TASK REQUIREMENTS ::
Copy every record verbatim. Leave the pictures out.

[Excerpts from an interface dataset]
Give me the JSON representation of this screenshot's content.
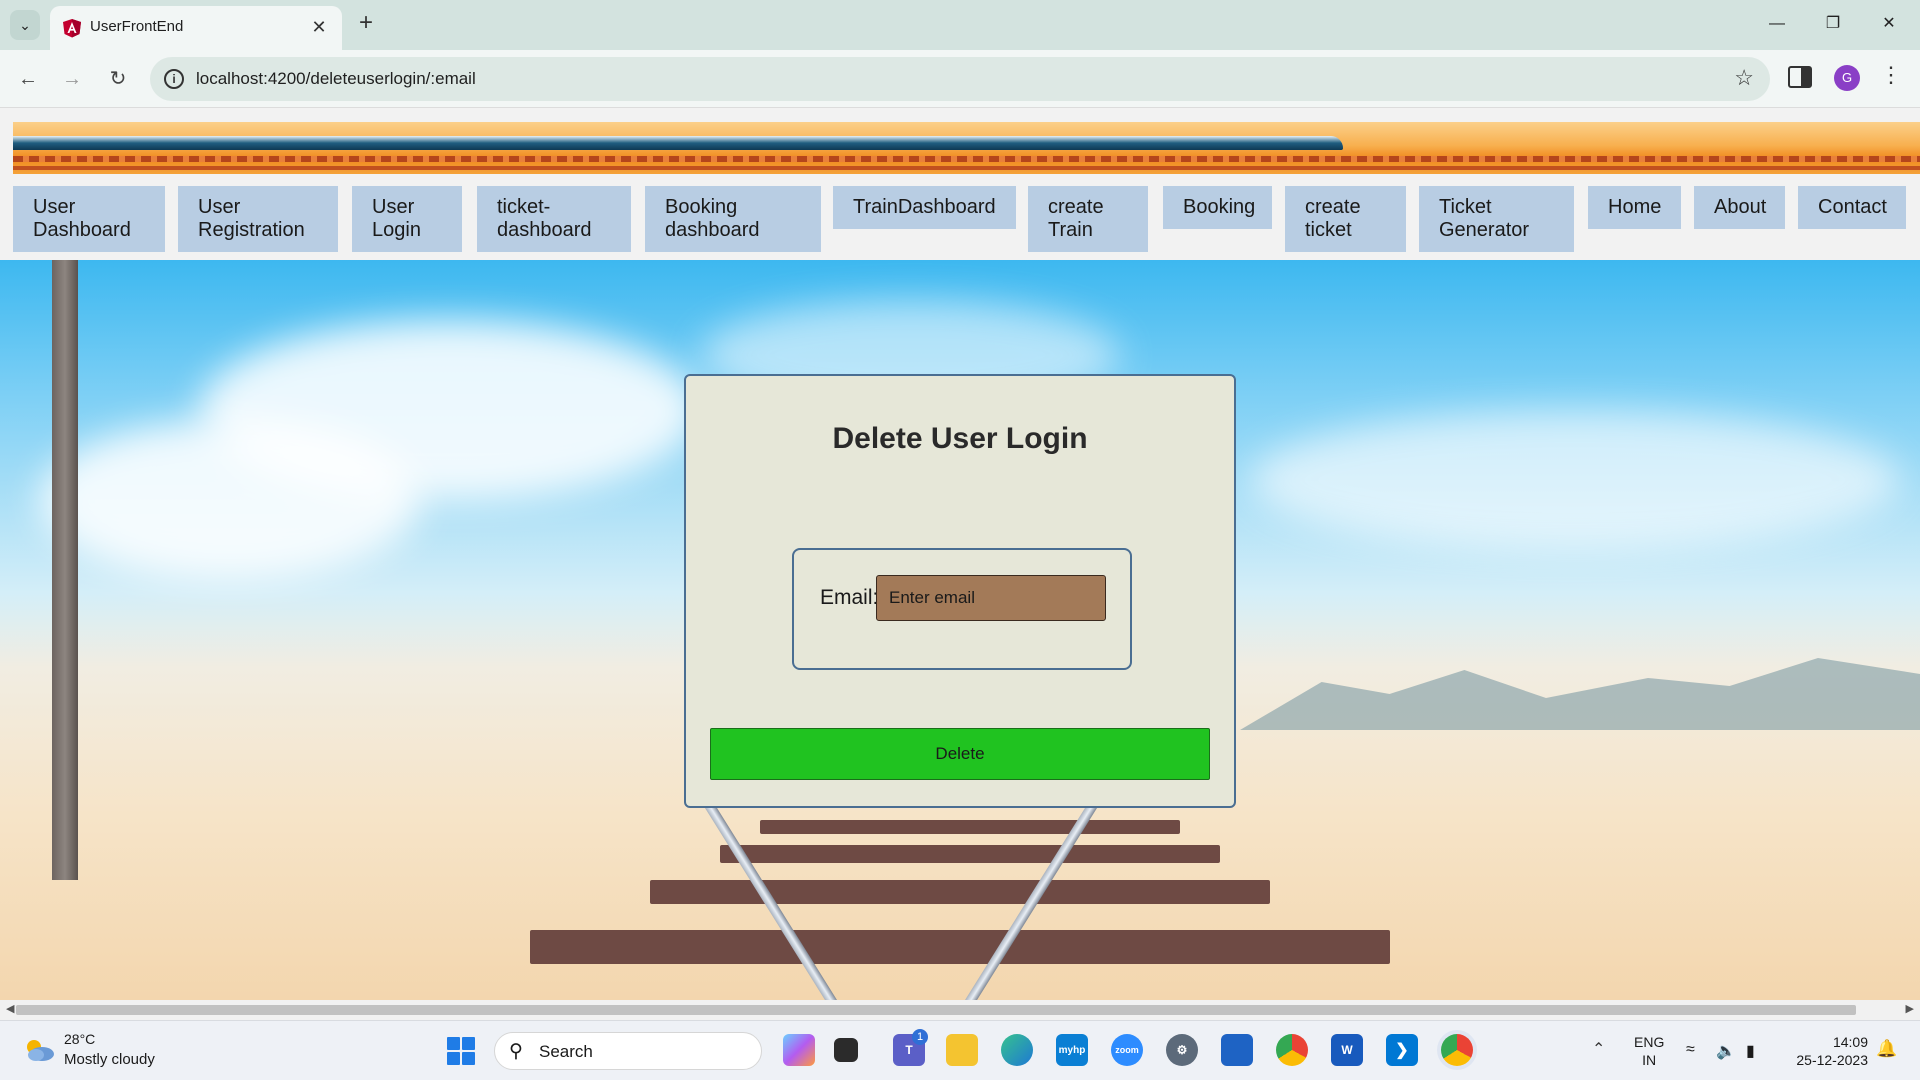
{
  "browser": {
    "tab_title": "UserFrontEnd",
    "url": "localhost:4200/deleteuserlogin/:email",
    "profile_initial": "G"
  },
  "nav": {
    "items": [
      {
        "label": "User\nDashboard"
      },
      {
        "label": "User\nRegistration"
      },
      {
        "label": "User\nLogin"
      },
      {
        "label": "ticket-\ndashboard"
      },
      {
        "label": "Booking\ndashboard"
      },
      {
        "label": "TrainDashboard"
      },
      {
        "label": "create\nTrain"
      },
      {
        "label": "Booking"
      },
      {
        "label": "create\nticket"
      },
      {
        "label": "Ticket\nGenerator"
      },
      {
        "label": "Home"
      },
      {
        "label": "About"
      },
      {
        "label": "Contact"
      }
    ]
  },
  "card": {
    "title": "Delete User Login",
    "email_label": "Email:",
    "email_placeholder": "Enter email",
    "email_value": "",
    "delete_label": "Delete"
  },
  "taskbar": {
    "temperature": "28°C",
    "weather": "Mostly cloudy",
    "search_label": "Search",
    "teams_badge": "1",
    "lang_line1": "ENG",
    "lang_line2": "IN",
    "time": "14:09",
    "date": "25-12-2023"
  },
  "colors": {
    "nav_item_bg": "#b8cde3",
    "card_bg": "#e6e7d8",
    "card_border": "#4a6e92",
    "input_bg": "#a37a58",
    "delete_bg": "#20c320"
  }
}
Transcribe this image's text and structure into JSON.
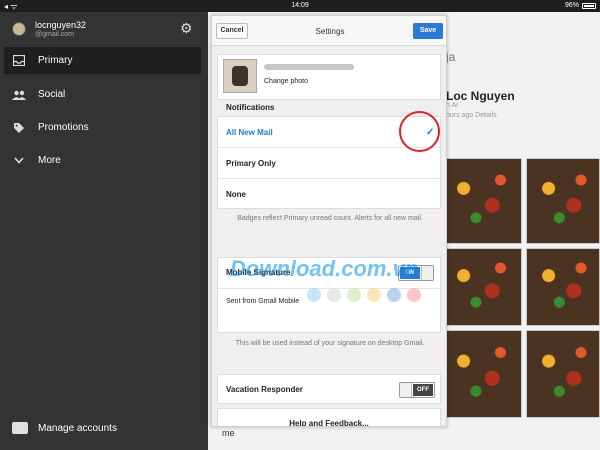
{
  "statusbar": {
    "signal": "◂ ᯤ",
    "time": "14:09",
    "battery": "96%"
  },
  "sidebar": {
    "account": {
      "name": "locnguyen32",
      "email": "@gmail.com"
    },
    "items": [
      {
        "label": "Primary",
        "icon": "inbox-icon",
        "active": true
      },
      {
        "label": "Social",
        "icon": "people-icon",
        "active": false
      },
      {
        "label": "Promotions",
        "icon": "tag-icon",
        "active": false
      },
      {
        "label": "More",
        "icon": "chevron-down-icon",
        "active": false
      }
    ],
    "manage_accounts": "Manage accounts"
  },
  "background": {
    "name": "Loc Nguyen",
    "partial_title": "ja",
    "meta1": "h Ai",
    "meta2": "ours ago  Details",
    "bottom_sender": "me"
  },
  "settings": {
    "cancel_label": "Cancel",
    "title": "Settings",
    "save_label": "Save",
    "change_photo": "Change photo",
    "notifications_title": "Notifications",
    "notification_options": [
      {
        "label": "All New Mail",
        "selected": true
      },
      {
        "label": "Primary Only",
        "selected": false
      },
      {
        "label": "None",
        "selected": false
      }
    ],
    "badges_help": "Badges reflect Primary unread count. Alerts for all new mail.",
    "mobile_signature_label": "Mobile Signature",
    "mobile_signature_state": "ON",
    "signature_text": "Sent from Gmail Mobile",
    "signature_colors": [
      "#9fd3f5",
      "#d9d9d9",
      "#c8e6a8",
      "#f7d28a",
      "#8ab6e6",
      "#f2a3a3"
    ],
    "signature_help": "This will be used instead of your signature on desktop Gmail.",
    "vacation_label": "Vacation Responder",
    "vacation_state": "OFF",
    "help_feedback": "Help and Feedback..."
  },
  "watermark": "Download.com.vn",
  "colors": {
    "accent": "#2a7ad6",
    "highlight_ring": "#d9242e",
    "sidebar_bg": "#333333"
  }
}
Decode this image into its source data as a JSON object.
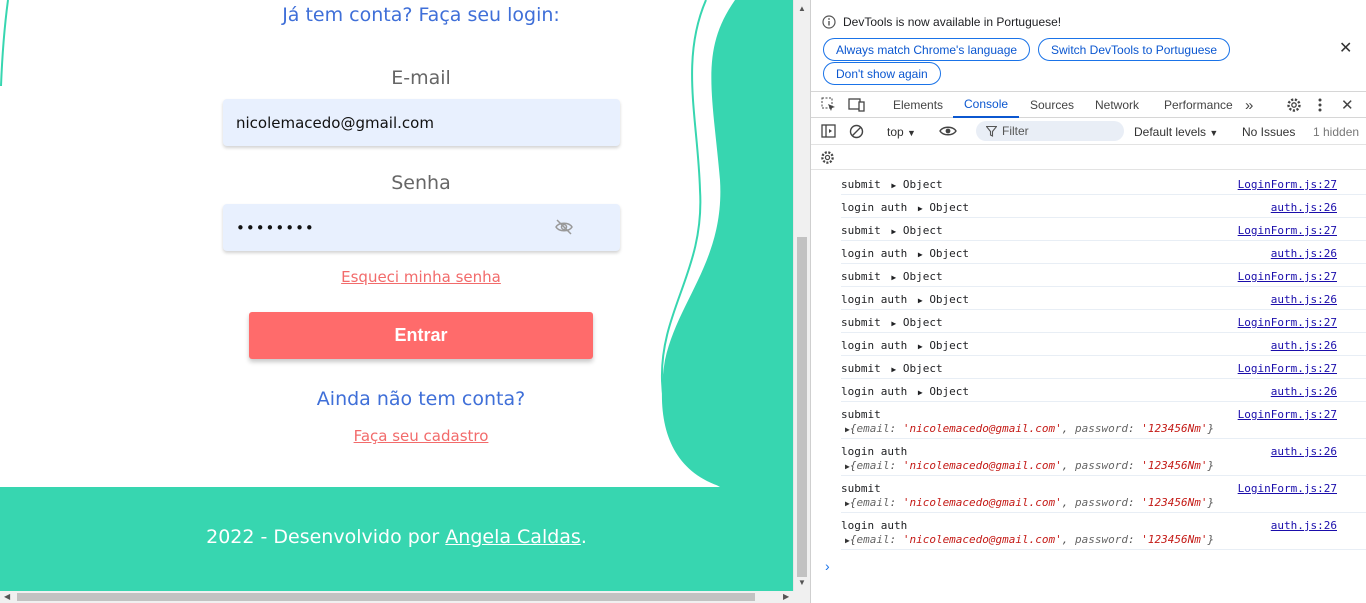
{
  "page": {
    "login_title": "Já tem conta? Faça seu login:",
    "email_label": "E-mail",
    "email_value": "nicolemacedo@gmail.com",
    "password_label": "Senha",
    "password_value": "••••••••",
    "forgot_link": "Esqueci minha senha",
    "login_button": "Entrar",
    "signup_question": "Ainda não tem conta?",
    "signup_link": "Faça seu cadastro",
    "footer_prefix": "2022 - Desenvolvido por ",
    "footer_author": "Angela Caldas",
    "footer_suffix": ".",
    "colors": {
      "accent": "#37d6b0",
      "button": "#ff6b6b",
      "link": "#f26b6b",
      "title": "#3f6fd8"
    }
  },
  "devtools": {
    "info_message": "DevTools is now available in Portuguese!",
    "info_buttons": [
      "Always match Chrome's language",
      "Switch DevTools to Portuguese",
      "Don't show again"
    ],
    "tabs": [
      "Elements",
      "Console",
      "Sources",
      "Network",
      "Performance"
    ],
    "active_tab": "Console",
    "toolbar": {
      "context": "top",
      "filter_placeholder": "Filter",
      "levels": "Default levels",
      "issues": "No Issues",
      "hidden": "1 hidden"
    },
    "logs": [
      {
        "msg": "submit",
        "src": "LoginForm.js:27"
      },
      {
        "msg": "login auth",
        "src": "auth.js:26"
      },
      {
        "msg": "submit",
        "src": "LoginForm.js:27"
      },
      {
        "msg": "login auth",
        "src": "auth.js:26"
      },
      {
        "msg": "submit",
        "src": "LoginForm.js:27"
      },
      {
        "msg": "login auth",
        "src": "auth.js:26"
      },
      {
        "msg": "submit",
        "src": "LoginForm.js:27"
      },
      {
        "msg": "login auth",
        "src": "auth.js:26"
      },
      {
        "msg": "submit",
        "src": "LoginForm.js:27"
      },
      {
        "msg": "login auth",
        "src": "auth.js:26"
      }
    ],
    "object_label": "Object",
    "expanded_logs": [
      {
        "msg": "submit",
        "src": "LoginForm.js:27",
        "email": "'nicolemacedo@gmail.com'",
        "password": "'123456Nm'"
      },
      {
        "msg": "login auth",
        "src": "auth.js:26",
        "email": "'nicolemacedo@gmail.com'",
        "password": "'123456Nm'"
      },
      {
        "msg": "submit",
        "src": "LoginForm.js:27",
        "email": "'nicolemacedo@gmail.com'",
        "password": "'123456Nm'"
      },
      {
        "msg": "login auth",
        "src": "auth.js:26",
        "email": "'nicolemacedo@gmail.com'",
        "password": "'123456Nm'"
      }
    ],
    "key_email": "email",
    "key_password": "password",
    "prompt": "›"
  }
}
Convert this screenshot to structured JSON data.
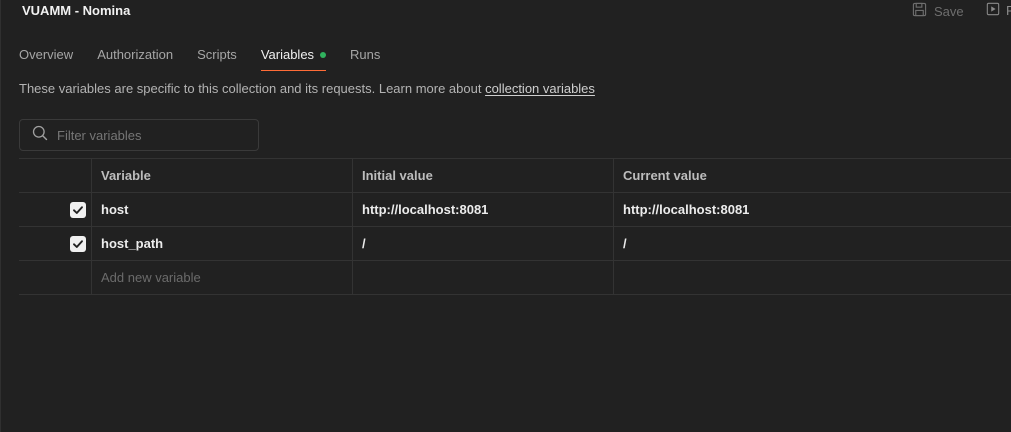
{
  "header": {
    "title": "VUAMM - Nomina",
    "save_label": "Save",
    "run_label": "R"
  },
  "tabs": [
    {
      "label": "Overview",
      "active": false
    },
    {
      "label": "Authorization",
      "active": false
    },
    {
      "label": "Scripts",
      "active": false
    },
    {
      "label": "Variables",
      "active": true
    },
    {
      "label": "Runs",
      "active": false
    }
  ],
  "description": {
    "text": "These variables are specific to this collection and its requests. Learn more about ",
    "link": "collection variables"
  },
  "filter": {
    "placeholder": "Filter variables"
  },
  "table": {
    "columns": [
      "Variable",
      "Initial value",
      "Current value"
    ],
    "rows": [
      {
        "checked": true,
        "variable": "host",
        "initial": "http://localhost:8081",
        "current": "http://localhost:8081"
      },
      {
        "checked": true,
        "variable": "host_path",
        "initial": "/",
        "current": "/"
      }
    ],
    "add_placeholder": "Add new variable"
  },
  "colors": {
    "accent": "#ff6c37",
    "status_dot": "#30b25e",
    "background": "#212121"
  }
}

REPLY ::
Give me the JSON representation of this screenshot's content.
{
  "browser": {
    "tab_title": "UserFrontEnd",
    "url": "localhost:4200/deleteuserlogin/:email",
    "profile_initial": "G"
  },
  "nav": {
    "items": [
      {
        "label": "User\nDashboard"
      },
      {
        "label": "User\nRegistration"
      },
      {
        "label": "User\nLogin"
      },
      {
        "label": "ticket-\ndashboard"
      },
      {
        "label": "Booking\ndashboard"
      },
      {
        "label": "TrainDashboard"
      },
      {
        "label": "create\nTrain"
      },
      {
        "label": "Booking"
      },
      {
        "label": "create\nticket"
      },
      {
        "label": "Ticket\nGenerator"
      },
      {
        "label": "Home"
      },
      {
        "label": "About"
      },
      {
        "label": "Contact"
      }
    ]
  },
  "card": {
    "title": "Delete User Login",
    "email_label": "Email:",
    "email_placeholder": "Enter email",
    "email_value": "",
    "delete_label": "Delete"
  },
  "taskbar": {
    "temperature": "28°C",
    "weather": "Mostly cloudy",
    "search_label": "Search",
    "teams_badge": "1",
    "lang_line1": "ENG",
    "lang_line2": "IN",
    "time": "14:09",
    "date": "25-12-2023"
  },
  "colors": {
    "nav_item_bg": "#b8cde3",
    "card_bg": "#e6e7d8",
    "card_border": "#4a6e92",
    "input_bg": "#a37a58",
    "delete_bg": "#20c320"
  }
}
Transcribe this image's text and structure into JSON.
{
  "statusbar": {
    "signal": "◂ ᯤ",
    "time": "14:09",
    "battery": "96%"
  },
  "sidebar": {
    "account": {
      "name": "locnguyen32",
      "email": "@gmail.com"
    },
    "items": [
      {
        "label": "Primary",
        "icon": "inbox-icon",
        "active": true
      },
      {
        "label": "Social",
        "icon": "people-icon",
        "active": false
      },
      {
        "label": "Promotions",
        "icon": "tag-icon",
        "active": false
      },
      {
        "label": "More",
        "icon": "chevron-down-icon",
        "active": false
      }
    ],
    "manage_accounts": "Manage accounts"
  },
  "background": {
    "name": "Loc Nguyen",
    "partial_title": "ja",
    "meta1": "h Ai",
    "meta2": "ours ago  Details",
    "bottom_sender": "me"
  },
  "settings": {
    "cancel_label": "Cancel",
    "title": "Settings",
    "save_label": "Save",
    "change_photo": "Change photo",
    "notifications_title": "Notifications",
    "notification_options": [
      {
        "label": "All New Mail",
        "selected": true
      },
      {
        "label": "Primary Only",
        "selected": false
      },
      {
        "label": "None",
        "selected": false
      }
    ],
    "badges_help": "Badges reflect Primary unread count. Alerts for all new mail.",
    "mobile_signature_label": "Mobile Signature",
    "mobile_signature_state": "ON",
    "signature_text": "Sent from Gmail Mobile",
    "signature_colors": [
      "#9fd3f5",
      "#d9d9d9",
      "#c8e6a8",
      "#f7d28a",
      "#8ab6e6",
      "#f2a3a3"
    ],
    "signature_help": "This will be used instead of your signature on desktop Gmail.",
    "vacation_label": "Vacation Responder",
    "vacation_state": "OFF",
    "help_feedback": "Help and Feedback..."
  },
  "watermark": "Download.com.vn",
  "colors": {
    "accent": "#2a7ad6",
    "highlight_ring": "#d9242e",
    "sidebar_bg": "#333333"
  }
}
Decode this image into its source data as a JSON object.
{
  "page": {
    "login_title": "Já tem conta? Faça seu login:",
    "email_label": "E-mail",
    "email_value": "nicolemacedo@gmail.com",
    "password_label": "Senha",
    "password_value": "••••••••",
    "forgot_link": "Esqueci minha senha",
    "login_button": "Entrar",
    "signup_question": "Ainda não tem conta?",
    "signup_link": "Faça seu cadastro",
    "footer_prefix": "2022 - Desenvolvido por ",
    "footer_author": "Angela Caldas",
    "footer_suffix": ".",
    "colors": {
      "accent": "#37d6b0",
      "button": "#ff6b6b",
      "link": "#f26b6b",
      "title": "#3f6fd8"
    }
  },
  "devtools": {
    "info_message": "DevTools is now available in Portuguese!",
    "info_buttons": [
      "Always match Chrome's language",
      "Switch DevTools to Portuguese",
      "Don't show again"
    ],
    "tabs": [
      "Elements",
      "Console",
      "Sources",
      "Network",
      "Performance"
    ],
    "active_tab": "Console",
    "toolbar": {
      "context": "top",
      "filter_placeholder": "Filter",
      "levels": "Default levels",
      "issues": "No Issues",
      "hidden": "1 hidden"
    },
    "logs": [
      {
        "msg": "submit",
        "src": "LoginForm.js:27"
      },
      {
        "msg": "login auth",
        "src": "auth.js:26"
      },
      {
        "msg": "submit",
        "src": "LoginForm.js:27"
      },
      {
        "msg": "login auth",
        "src": "auth.js:26"
      },
      {
        "msg": "submit",
        "src": "LoginForm.js:27"
      },
      {
        "msg": "login auth",
        "src": "auth.js:26"
      },
      {
        "msg": "submit",
        "src": "LoginForm.js:27"
      },
      {
        "msg": "login auth",
        "src": "auth.js:26"
      },
      {
        "msg": "submit",
        "src": "LoginForm.js:27"
      },
      {
        "msg": "login auth",
        "src": "auth.js:26"
      }
    ],
    "object_label": "Object",
    "expanded_logs": [
      {
        "msg": "submit",
        "src": "LoginForm.js:27",
        "email": "'nicolemacedo@gmail.com'",
        "password": "'123456Nm'"
      },
      {
        "msg": "login auth",
        "src": "auth.js:26",
        "email": "'nicolemacedo@gmail.com'",
        "password": "'123456Nm'"
      },
      {
        "msg": "submit",
        "src": "LoginForm.js:27",
        "email": "'nicolemacedo@gmail.com'",
        "password": "'123456Nm'"
      },
      {
        "msg": "login auth",
        "src": "auth.js:26",
        "email": "'nicolemacedo@gmail.com'",
        "password": "'123456Nm'"
      }
    ],
    "key_email": "email",
    "key_password": "password",
    "prompt": "›"
  }
}
Convert this screenshot to structured JSON data.
{
  "header": {
    "title": "VUAMM - Nomina",
    "save_label": "Save",
    "run_label": "R"
  },
  "tabs": [
    {
      "label": "Overview",
      "active": false
    },
    {
      "label": "Authorization",
      "active": false
    },
    {
      "label": "Scripts",
      "active": false
    },
    {
      "label": "Variables",
      "active": true
    },
    {
      "label": "Runs",
      "active": false
    }
  ],
  "description": {
    "text": "These variables are specific to this collection and its requests. Learn more about ",
    "link": "collection variables"
  },
  "filter": {
    "placeholder": "Filter variables"
  },
  "table": {
    "columns": [
      "Variable",
      "Initial value",
      "Current value"
    ],
    "rows": [
      {
        "checked": true,
        "variable": "host",
        "initial": "http://localhost:8081",
        "current": "http://localhost:8081"
      },
      {
        "checked": true,
        "variable": "host_path",
        "initial": "/",
        "current": "/"
      }
    ],
    "add_placeholder": "Add new variable"
  },
  "colors": {
    "accent": "#ff6c37",
    "status_dot": "#30b25e",
    "background": "#212121"
  }
}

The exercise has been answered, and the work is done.